As Breitbart notes, Warren remains ineligible for membership in the Cherokee Nation and most Native American tribes, which require at minimum a fourth-generation relative (great grandparent). Warren’s claim would at best be a sixth-generation relative (1/64) but may be closer to a 10th-generation relative (1/1024).
Warren not only brought her Native American descent into political campaigns but also may have used it to advance her early career at the law schools of Harvard University and the University of Pennsylvania. She even listed herself as a minority with the Association of American Law Schools directory, though she claims it was “to connect” and not to receive any minority benefits.
Warren is not the only person who has sought to capitalize on a tenuous connection to an ethnic identity.
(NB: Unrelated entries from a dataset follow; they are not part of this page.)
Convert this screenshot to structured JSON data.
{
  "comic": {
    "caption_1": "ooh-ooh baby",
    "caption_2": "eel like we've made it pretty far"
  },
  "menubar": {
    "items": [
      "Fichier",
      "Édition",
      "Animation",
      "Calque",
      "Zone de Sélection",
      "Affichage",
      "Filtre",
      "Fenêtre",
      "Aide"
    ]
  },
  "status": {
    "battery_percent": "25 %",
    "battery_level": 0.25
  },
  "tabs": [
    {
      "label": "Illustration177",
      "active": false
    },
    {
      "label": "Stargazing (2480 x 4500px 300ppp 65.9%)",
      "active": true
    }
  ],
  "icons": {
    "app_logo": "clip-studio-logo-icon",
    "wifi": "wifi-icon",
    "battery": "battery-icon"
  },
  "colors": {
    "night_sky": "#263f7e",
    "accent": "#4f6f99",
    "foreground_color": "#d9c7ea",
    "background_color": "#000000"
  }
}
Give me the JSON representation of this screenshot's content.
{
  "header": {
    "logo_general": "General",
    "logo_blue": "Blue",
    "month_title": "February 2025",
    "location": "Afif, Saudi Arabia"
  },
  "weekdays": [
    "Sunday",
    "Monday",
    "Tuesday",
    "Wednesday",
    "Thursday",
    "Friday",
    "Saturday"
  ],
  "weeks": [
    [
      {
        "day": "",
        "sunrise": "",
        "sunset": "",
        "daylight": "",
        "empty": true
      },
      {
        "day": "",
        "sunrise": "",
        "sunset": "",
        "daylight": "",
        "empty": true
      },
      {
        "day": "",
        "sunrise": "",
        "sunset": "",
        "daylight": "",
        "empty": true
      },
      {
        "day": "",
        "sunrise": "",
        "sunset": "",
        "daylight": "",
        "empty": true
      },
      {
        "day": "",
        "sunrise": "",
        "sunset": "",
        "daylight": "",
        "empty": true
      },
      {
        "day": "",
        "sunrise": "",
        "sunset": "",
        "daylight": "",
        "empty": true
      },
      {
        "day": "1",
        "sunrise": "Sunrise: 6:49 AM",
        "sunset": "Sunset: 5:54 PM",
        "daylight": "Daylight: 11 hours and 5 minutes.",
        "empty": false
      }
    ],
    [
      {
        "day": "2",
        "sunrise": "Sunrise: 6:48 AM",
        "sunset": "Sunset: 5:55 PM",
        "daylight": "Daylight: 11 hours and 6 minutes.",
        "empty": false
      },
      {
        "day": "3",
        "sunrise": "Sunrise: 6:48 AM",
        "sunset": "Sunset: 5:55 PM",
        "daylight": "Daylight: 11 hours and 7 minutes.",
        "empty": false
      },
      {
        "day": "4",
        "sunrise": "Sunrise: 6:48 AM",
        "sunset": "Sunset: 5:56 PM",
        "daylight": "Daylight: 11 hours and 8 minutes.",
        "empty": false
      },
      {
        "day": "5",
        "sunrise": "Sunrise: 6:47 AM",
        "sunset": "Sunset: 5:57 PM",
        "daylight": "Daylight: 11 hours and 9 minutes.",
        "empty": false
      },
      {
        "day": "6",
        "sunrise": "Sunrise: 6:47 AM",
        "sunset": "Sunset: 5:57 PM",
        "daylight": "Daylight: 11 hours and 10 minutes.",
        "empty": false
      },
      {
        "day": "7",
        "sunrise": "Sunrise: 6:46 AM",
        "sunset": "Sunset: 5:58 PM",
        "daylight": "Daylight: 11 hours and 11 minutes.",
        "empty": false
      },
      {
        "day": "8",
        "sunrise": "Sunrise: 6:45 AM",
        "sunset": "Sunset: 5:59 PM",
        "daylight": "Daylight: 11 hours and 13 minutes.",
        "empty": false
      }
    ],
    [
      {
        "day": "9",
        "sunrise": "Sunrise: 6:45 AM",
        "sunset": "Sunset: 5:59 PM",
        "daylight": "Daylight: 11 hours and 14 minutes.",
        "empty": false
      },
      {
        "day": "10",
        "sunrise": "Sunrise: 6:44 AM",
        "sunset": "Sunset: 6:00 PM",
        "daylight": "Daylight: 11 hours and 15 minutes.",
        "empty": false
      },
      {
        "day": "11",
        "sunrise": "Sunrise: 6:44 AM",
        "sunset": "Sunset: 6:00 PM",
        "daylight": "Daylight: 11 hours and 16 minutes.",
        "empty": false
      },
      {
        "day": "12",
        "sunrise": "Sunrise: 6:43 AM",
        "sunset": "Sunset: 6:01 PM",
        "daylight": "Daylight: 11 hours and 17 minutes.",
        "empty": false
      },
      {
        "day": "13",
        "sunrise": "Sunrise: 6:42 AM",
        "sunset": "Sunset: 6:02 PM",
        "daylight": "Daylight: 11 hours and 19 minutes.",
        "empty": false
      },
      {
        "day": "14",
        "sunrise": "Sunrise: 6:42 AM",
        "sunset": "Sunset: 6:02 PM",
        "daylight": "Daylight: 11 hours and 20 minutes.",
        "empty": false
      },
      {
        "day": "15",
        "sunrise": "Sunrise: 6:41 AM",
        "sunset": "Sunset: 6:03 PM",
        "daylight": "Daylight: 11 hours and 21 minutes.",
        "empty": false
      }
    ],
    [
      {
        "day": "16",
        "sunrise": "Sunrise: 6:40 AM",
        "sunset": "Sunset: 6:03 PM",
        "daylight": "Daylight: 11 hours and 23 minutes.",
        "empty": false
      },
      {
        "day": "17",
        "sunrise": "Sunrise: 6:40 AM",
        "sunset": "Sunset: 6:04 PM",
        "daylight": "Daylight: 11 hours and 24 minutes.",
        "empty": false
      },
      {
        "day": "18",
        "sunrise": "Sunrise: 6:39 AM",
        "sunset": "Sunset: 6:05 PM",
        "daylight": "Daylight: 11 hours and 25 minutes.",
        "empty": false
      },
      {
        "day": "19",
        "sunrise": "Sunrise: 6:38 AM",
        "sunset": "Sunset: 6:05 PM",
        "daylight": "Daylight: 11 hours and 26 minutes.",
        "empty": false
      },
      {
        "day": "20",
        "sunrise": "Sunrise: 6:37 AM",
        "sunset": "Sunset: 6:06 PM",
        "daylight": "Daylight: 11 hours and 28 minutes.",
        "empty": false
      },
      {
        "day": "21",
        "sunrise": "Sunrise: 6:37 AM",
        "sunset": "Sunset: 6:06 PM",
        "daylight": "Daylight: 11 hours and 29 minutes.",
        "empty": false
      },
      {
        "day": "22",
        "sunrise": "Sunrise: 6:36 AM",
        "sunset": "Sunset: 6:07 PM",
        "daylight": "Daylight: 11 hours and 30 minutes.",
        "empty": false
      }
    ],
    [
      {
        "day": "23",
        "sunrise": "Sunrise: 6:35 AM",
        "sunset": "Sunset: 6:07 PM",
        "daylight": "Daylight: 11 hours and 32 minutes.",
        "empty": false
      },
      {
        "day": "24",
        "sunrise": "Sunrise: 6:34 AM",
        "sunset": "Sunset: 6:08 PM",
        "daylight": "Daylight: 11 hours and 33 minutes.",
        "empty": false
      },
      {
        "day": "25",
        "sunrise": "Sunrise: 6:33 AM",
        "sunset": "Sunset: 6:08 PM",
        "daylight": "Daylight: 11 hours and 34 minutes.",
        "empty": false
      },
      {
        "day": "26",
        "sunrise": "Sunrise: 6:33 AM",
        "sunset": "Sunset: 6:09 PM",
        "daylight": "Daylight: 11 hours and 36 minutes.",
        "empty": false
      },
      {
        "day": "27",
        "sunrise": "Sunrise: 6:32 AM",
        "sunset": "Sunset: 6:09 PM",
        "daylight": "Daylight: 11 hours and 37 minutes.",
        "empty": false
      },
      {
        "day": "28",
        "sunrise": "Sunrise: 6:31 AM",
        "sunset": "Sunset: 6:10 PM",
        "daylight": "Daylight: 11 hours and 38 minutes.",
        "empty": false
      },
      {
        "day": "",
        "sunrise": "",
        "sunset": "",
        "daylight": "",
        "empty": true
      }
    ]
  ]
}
A Washington state man, Ralph Taylor, filed suit in September for his insurance business to be considered “minority owned” and receive the competitive advantages of a government-designated “disadvantaged business enterprise” after a home DNA test revealed he is 6 percent Native American and 4 percent black.
If Taylor’s case–or others like it–were to reach the Supreme Court, it ironically would signify a full circle from the courts’ previous attempts to quantify racial identity. Previous cases in 1922 and 1923 dealt with Asian and Indian plaintiffs who had filed suit to be designated as Caucasian in order to be eligible for naturalization.
More famous is the 1896 Plessy v. Ferguson decision, now largely considered archaic and racist, which established the “separate but equal” standard for public accommodations, including schools, that permitted segregation. Among the points debated in that decision was whether a person with seven-eighths Caucasian heritage could be considered “white.”
“It is true that the question of the proportion of colored blood necessary to constitute a colored person, as distinguished from a white person, is one upon which there is a difference of opinion… But these are question to be determined under the laws of each State and are not properly put in issue in this case.”
Many of the Southern states under Jim Crow laws embraced the longstanding “one-drop rule” to form their legal basis for ethnic identity.
Unfortunately for Warren, one-drop standard may no longer cut it—the Plessy decision and many of its racial precedents were overturned by the courts during the Civil Rights movement of the 1960s.